With nearly 7,000 years of wine history, dozens of indigenous grapes, and a splendid collection of terroirs, Turkey can impress even the most discerning drinker. But are Turkish wines ready to hit the international market? Following an in-situ judging in Istanbul, organised in partnership with Tuğrul Şavkay Turkish Wines Competition, IWSC experts have discussed the future of Turkish wine.
“Compared to the first time I came 10 years ago I’d say the overall quality, the consistency, the diversity is so much greater,” said IWSC judge, Master of Wine Sarah Abbott who oversaw the judging panels. “I really like a great number of fresh red wines,” Abbott continued.
Indeed, fresh, fruit-forward, lighter styles of red wines were among the highlights of the Istanbul judging. The international demand for these wines is booming, according to the judges who were pleased to see that Turkish producers ‘listened’ to the global market trends.
“The wines that were really successful with our panel were the ones where there were some restraints in the vineyard. They were made of really ripe fruit, making sure that all the phenolics are ripe.

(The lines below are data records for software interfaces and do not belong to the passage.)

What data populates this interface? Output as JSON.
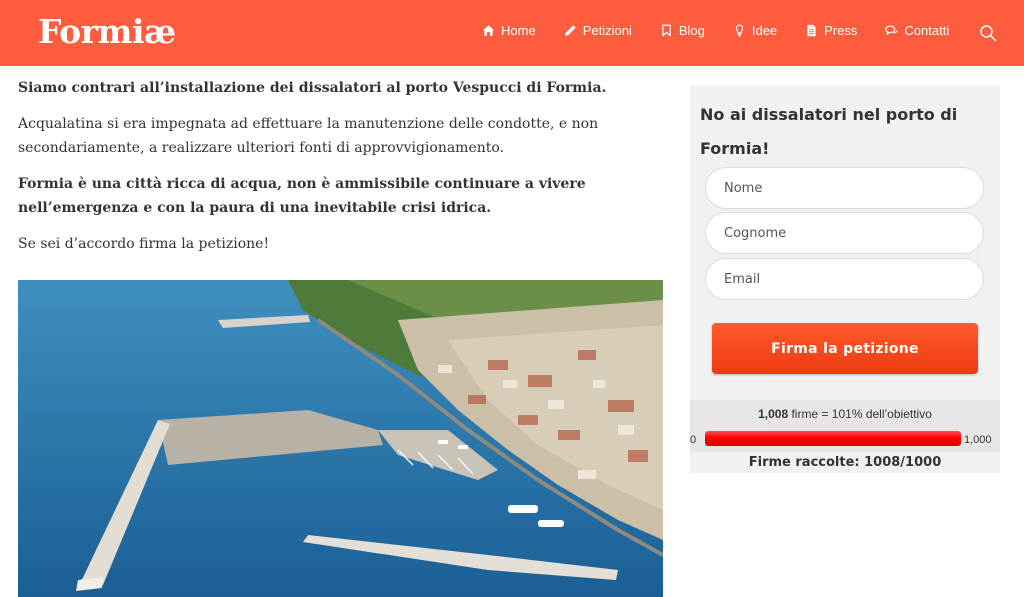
{
  "header": {
    "logo": "Formiæ",
    "nav": [
      {
        "label": "Home",
        "icon": "home-icon"
      },
      {
        "label": "Petizioni",
        "icon": "pencil-icon"
      },
      {
        "label": "Blog",
        "icon": "bookmark-icon"
      },
      {
        "label": "Idee",
        "icon": "lightbulb-icon"
      },
      {
        "label": "Press",
        "icon": "document-icon"
      },
      {
        "label": "Contatti",
        "icon": "chat-icon"
      }
    ],
    "search_icon": "search-icon",
    "color": "#fd5c3e"
  },
  "article": {
    "p1": "Siamo contrari all’installazione dei dissalatori al porto Vespucci di Formia.",
    "p2": "Acqualatina si era impegnata ad effettuare la manutenzione delle condotte, e non secondariamente, a realizzare ulteriori fonti di approvvigionamento.",
    "p3": "Formia è una città ricca di acqua, non è ammissibile continuare a vivere nell’emergenza e con la paura di una inevitabile crisi idrica.",
    "p4": "Se sei d’accordo firma la petizione!"
  },
  "sidebar": {
    "title": "No ai dissalatori nel porto di Formia!",
    "fields": {
      "name_placeholder": "Nome",
      "surname_placeholder": "Cognome",
      "email_placeholder": "Email"
    },
    "button_label": "Firma la petizione",
    "goal": {
      "signatures": "1,008",
      "suffix": "firme = 101% dell’obiettivo",
      "min": "0",
      "max": "1,000",
      "progress": 1.0
    },
    "collected": "Firme raccolte: 1008/1000"
  }
}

And then there were restraints inside the winery as well – making sure that there is not much oak, that the grape personality really shines – and that’s where the true potential really is,” revealed Cat Lomax, IWSC judge who is an independent Drinks Retail Consultant.
Master of Wine Alistair Cooper expressed a similar sentiment: “I was expecting a little more abuse of oak – and I am glad I was mistaken,” said Cooper for whom it was his first professional encounter with Turkish wines. “I am more impressed than I expected to be, and I can be pretty demanding,” Cooper shared.
One of the red grapes that particularly stood out was the indigenous varietal Kalecik Karasi which the judges compared to Gamay or Pinot Noir. “It is a really versatile variety, we had some delicious Kalecik Karasi in both lighter styles and some more intense oaked styles,” said Sarah Abbott MW.
Erciş Karasi, Boğazkere and Öküzgözü are the other red varieties that performed well, with an outstanding 2021 Erciş Karasi by Akberg Wines earning a gold medal and the highest score of the in-situ judging – 96 points. Another stellar gold went to an Öküzgözü wine - Kocabag Bagcilik Ve Sarapcilik Kocabag Leo's 2020.
“To me, certainly the indigenous varieties were far more interesting than the international varieties. They showed more potential – the lighter styles of red, but equally some fresh white grape varieties. And they really did show the diversity of terroir that they have here,” said Alistair Cooper MW.
The medal count proves the triumph of the indigenous grapes: out of 5 golds, 3 were won by the wines made of 100% native varieties, and another gold went to a blend of indigenous and international grapes.
Speaking of white grapes, the judges highlighted Narince and Emir. “We had some sensational wines from Emir, an indigenous white grape. And they weren’t just ‘oh this is interesting’ kind of wines – they were really delicious, intense, complex,” saidSarah Abbott MW, while Alistair Cooper MW praised the Narince grape: “It showed real vibrancy, almost like Albariño – really fresh, vibrant, salty, saline.” There is an Emir and a Narince among the gold medal winners: Yedi Bilgeler Sarapcilik Vindemia Defne 2022 (Emir) and Mey Icki Sanayi & Ticaret Kayra Vintage Narince 2021.
Nevertheless, international grape varieties also performed well, with 100% Cabernet Sauvignon - Kalpak Tarim Chateau Kalpak 2019 - winning a gold medal. As well as other international grapes – Cabernet Franc, Merlot, Syrah, Chardonnay – are among the silver medal winners. In fact, it is the diversity of Turkish wines that could be the country’s calling card according to our judges.
“There is so much for customers to discover here – and not just the UK customers,” said Cat Lomax, “We had Merlot, Syrah, Montepulciano, Nero d’Avola… It was like tasting the grapes of the world. As a wine consumer, a wine lover, there is plenty to dive into, plenty to get to know.”
“On one hand, there are these really intriguing ancient varieties that have been in this land for centuries – and it’s a lovely offer for connoisseurs, for adventurous wine consumers, to get the trade engaged, to keep geeks like us excited,” said Sarah Abbott MW. At the same time, according to Abbott, the country offers plenty of good quality wines made of international grapes that might interest a less adventurous consumer. “It’s really useful, it’s like you have the experimentation, the openness of the new world and you have this very authentic, ancient viticultural heritage that you associate with the cradles of wines,” Abbott concluded.
Speaking of the future of Turkish wines in the international markets, our judges emphasised the importance of raising awareness via different global channels, including big wine competitions like the IWSC.
“At the moment, there really isn’t a presence for Turkish wines in UK’s large-scale retail, so really there is a huge number of opportunities there, but equally, it’s so much more challenging as you have to initiate the conversation because many people don’t even know if Turkey makes wine,” said Cat Lomax.